1) Mount Washington, New Hampshire, 1870-1871 - This stereoscopic image is generally regarded as the first UFO photograph.

2) McMinnville, Oregon, 1950 - From a series of photos that were reprinted in LIFE magazine, perhaps the most famous of UFO images.

3) Salem, Massachusetts, 1952 - Taken by Coast Guard photographer Shell Alpert at a Coast Guard Air Station.

4) New Jersey, 1952 - Here’s a famous image from the Garden State made all the more mysterious since the CIA file lists the image as coming from “Passoria, N.J.” — yet there’s no "Passoria, N.J.“ on the map.

5) Santa Ana, California, 1965 - One of four Polaroid photos taken by highway maintenance worker, Rex Heflin.

source 1 , 2


Glycon and the Ancient Sock Puppet Relgion,

In the annals of history there have been many strange and unusual religions, but perhaps the most bizarre was the worship of Glycon in the 2nd century AD, a creation of a so called prophet named Alexander of Abonoteichus.  Alexander of Abonoteichus was a swindler, con man, and flim flam artist who traveled across the Roman Empire looking for nefarious ways to make an easy drachma or denarius.  Around 150 AD Alexander decided to settled down in his home city of Abonoteichus in Anatolia (Turkey) where he orchestrated the greatest swindle of his career; the creation of his own religion.  

Alexander styled himself a prophet, and predicted to the people of Abonoteichus that the son of Apollo, Asclepius, would be reborn in the foundations of the nearby temple.  There in the foundations of the temple was found an egg, out of which hatched a newborn snake.  Alexander declared the snake a new god, which he named “Glycon”.  He rushed off with the baby snake, naming himself caretaker of Glycon, and sequestered himself with the newborn god.  

Months later, Alexander appeared in public with Glycon wrapped around his body and arms.  Glycon had supposed possessed Alexander, and would speak through Alexander to the people.  Immediately people bowed in worship, praising the name of Glycon, who would perform miracles such as healing the sick and prophesying the future.  Amazingly, Alexander was able to pull off this con by constructing a large puppet, formed like a snake with a humanoid head.  A series of strings allowed Alexander to articulate the mouth, eyes, and tongue, which convinced many that the puppet was indeed a real god.  Alexander would also chew the roots of a soapwort, thus causing him to foam at the mouth giving the appearance that he was possessed or in a prophetic frenzy. There were some critics, mostly Christians and Epicurians.  His most vocal critic was the Greek rhetorician and satirist Lucian, who provides most of the details of Alexander and the Cult of Glycon. According to Lucian and other critics, his oracles were mostly vague and cryptic prophecies that could be interpreted to mean anything, and most of his miracle cures were hoaxes and frauds.

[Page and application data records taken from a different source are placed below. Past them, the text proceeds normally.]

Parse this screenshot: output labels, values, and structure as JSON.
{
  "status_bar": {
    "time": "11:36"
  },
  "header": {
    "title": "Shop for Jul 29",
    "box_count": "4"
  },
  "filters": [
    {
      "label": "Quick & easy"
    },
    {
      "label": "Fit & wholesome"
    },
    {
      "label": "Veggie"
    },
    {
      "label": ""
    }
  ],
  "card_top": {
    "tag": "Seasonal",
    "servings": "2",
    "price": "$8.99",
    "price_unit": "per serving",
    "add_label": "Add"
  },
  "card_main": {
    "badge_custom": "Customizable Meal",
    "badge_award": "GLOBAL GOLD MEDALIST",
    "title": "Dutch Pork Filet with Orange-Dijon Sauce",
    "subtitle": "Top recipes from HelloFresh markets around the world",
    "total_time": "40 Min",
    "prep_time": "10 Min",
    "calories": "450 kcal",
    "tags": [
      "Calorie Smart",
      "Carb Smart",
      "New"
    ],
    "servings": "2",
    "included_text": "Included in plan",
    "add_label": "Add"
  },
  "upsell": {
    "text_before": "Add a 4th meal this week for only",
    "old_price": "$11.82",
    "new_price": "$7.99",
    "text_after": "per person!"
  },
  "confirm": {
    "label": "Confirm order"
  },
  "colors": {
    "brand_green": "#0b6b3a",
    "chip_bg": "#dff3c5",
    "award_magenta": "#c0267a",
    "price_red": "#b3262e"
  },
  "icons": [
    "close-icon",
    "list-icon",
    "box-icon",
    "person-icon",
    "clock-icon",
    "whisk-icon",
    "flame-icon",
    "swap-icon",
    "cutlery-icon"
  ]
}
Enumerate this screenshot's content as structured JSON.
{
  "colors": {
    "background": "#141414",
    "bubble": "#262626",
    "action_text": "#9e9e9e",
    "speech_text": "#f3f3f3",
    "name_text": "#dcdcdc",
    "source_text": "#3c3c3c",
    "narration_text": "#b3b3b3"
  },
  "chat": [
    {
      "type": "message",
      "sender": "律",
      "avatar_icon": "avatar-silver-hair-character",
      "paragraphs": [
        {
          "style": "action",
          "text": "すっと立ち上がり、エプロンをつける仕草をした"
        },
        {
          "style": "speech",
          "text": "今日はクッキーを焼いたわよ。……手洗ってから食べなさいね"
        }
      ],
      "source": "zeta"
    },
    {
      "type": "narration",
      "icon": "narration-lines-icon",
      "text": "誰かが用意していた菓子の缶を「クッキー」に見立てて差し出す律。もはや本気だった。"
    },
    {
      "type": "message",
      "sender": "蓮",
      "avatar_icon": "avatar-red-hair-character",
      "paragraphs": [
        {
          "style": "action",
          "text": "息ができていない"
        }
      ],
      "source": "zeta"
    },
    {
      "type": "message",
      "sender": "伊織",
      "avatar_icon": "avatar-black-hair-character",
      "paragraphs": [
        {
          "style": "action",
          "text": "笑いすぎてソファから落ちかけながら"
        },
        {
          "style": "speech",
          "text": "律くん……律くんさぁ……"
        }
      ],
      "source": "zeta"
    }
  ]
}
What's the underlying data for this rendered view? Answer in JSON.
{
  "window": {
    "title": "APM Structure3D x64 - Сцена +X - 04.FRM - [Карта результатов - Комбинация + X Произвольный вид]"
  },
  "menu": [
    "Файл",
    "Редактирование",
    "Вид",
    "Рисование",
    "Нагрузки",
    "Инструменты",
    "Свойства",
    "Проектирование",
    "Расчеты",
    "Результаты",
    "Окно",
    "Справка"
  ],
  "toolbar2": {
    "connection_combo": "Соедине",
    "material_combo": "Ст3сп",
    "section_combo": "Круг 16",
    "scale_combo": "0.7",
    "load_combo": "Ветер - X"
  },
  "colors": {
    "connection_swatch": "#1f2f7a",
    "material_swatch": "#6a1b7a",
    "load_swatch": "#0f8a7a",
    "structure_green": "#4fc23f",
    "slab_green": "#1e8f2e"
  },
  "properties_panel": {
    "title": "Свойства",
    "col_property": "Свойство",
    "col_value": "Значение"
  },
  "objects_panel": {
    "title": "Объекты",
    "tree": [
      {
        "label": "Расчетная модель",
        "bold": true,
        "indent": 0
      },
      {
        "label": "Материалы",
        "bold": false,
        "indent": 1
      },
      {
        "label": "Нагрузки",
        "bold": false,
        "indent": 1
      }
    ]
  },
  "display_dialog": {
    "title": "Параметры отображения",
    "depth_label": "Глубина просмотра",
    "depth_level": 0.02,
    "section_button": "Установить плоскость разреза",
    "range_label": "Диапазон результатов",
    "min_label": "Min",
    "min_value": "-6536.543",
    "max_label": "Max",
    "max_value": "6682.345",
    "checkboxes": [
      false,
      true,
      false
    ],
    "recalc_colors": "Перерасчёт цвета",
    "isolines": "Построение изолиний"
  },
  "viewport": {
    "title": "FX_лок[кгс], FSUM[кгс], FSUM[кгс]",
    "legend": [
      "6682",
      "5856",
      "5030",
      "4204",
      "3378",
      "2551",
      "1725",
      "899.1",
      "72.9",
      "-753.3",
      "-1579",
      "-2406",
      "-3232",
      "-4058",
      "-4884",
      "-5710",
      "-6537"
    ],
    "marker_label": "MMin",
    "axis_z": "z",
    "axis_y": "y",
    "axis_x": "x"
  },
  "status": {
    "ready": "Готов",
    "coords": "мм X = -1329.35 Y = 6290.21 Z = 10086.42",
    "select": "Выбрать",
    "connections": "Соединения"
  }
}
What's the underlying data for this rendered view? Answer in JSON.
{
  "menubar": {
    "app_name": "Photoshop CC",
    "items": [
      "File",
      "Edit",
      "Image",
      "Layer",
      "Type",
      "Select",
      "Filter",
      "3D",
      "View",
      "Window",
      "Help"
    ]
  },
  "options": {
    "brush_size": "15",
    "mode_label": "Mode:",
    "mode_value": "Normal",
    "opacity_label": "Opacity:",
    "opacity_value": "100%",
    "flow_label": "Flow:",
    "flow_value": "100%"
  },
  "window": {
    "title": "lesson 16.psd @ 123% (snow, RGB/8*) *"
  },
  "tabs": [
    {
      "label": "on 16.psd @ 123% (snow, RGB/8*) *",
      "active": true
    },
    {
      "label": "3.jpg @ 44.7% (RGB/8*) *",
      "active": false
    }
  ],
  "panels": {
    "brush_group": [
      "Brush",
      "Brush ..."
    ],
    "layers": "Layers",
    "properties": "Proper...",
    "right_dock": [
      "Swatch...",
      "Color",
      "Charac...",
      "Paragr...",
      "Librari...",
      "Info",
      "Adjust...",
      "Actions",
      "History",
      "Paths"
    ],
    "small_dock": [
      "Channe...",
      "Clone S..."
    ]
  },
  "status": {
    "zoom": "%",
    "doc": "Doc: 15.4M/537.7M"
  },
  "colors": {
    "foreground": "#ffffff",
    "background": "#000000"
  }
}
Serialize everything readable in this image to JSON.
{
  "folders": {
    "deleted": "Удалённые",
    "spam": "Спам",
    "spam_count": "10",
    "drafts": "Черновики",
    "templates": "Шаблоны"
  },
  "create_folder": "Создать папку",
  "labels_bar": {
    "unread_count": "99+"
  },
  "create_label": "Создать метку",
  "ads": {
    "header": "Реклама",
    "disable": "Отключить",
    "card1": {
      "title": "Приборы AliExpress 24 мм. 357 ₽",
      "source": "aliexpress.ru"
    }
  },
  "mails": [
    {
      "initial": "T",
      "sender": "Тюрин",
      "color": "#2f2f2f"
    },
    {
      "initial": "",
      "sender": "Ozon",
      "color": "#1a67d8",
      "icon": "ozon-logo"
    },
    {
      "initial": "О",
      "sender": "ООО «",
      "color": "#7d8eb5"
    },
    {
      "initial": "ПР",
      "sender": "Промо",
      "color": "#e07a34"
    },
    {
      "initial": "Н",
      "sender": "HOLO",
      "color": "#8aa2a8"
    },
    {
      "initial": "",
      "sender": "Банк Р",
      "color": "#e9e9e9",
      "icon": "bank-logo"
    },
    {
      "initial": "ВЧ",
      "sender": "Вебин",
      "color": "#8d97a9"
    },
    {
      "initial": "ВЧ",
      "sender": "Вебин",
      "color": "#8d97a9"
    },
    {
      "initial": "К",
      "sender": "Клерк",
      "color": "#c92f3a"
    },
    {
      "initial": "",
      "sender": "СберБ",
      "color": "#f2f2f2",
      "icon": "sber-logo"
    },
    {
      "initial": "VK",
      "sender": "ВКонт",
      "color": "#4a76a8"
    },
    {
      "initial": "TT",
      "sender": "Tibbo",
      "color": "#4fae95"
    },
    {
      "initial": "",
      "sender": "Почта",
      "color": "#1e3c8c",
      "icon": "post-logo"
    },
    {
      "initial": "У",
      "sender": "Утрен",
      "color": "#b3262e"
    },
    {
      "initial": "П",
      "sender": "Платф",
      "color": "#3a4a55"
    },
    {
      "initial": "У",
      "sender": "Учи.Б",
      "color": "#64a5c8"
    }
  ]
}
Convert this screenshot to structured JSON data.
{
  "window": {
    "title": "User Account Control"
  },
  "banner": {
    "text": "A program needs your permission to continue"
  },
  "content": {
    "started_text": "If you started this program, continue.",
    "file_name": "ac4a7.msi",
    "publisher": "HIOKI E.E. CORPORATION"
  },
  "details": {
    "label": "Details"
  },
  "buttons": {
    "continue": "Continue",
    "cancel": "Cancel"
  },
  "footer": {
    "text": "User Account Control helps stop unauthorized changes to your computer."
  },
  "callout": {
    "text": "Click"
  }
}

Despite the critics, the Cult of Glycon became a wildly popular religion, spreading across Greece, Turkey, and the Middle East.  Alexander made out extremely well, a Roman governor married his daughter, coins were struck bearing his and Glycon’s image, and most importantly he had earned a fortune by gypping people with his sock puppet god.  On his busiest year, he was said to given oracles to 80,000 people, each of whom paid one drachma and two oboli (silver coins) as a fee. Among his most popular clients was none other than the Roman Emperor Marcus Aurelius for a prophecy on the success of a military campaign against the Germans.  

In 170 AD, Alexander of Abonoteichus died due a gangrenous infection of the leg, however his religion continued to live on.  The Cult of Glycon lived on throughout the 3rd century, finally dying out around the end of the 4th century.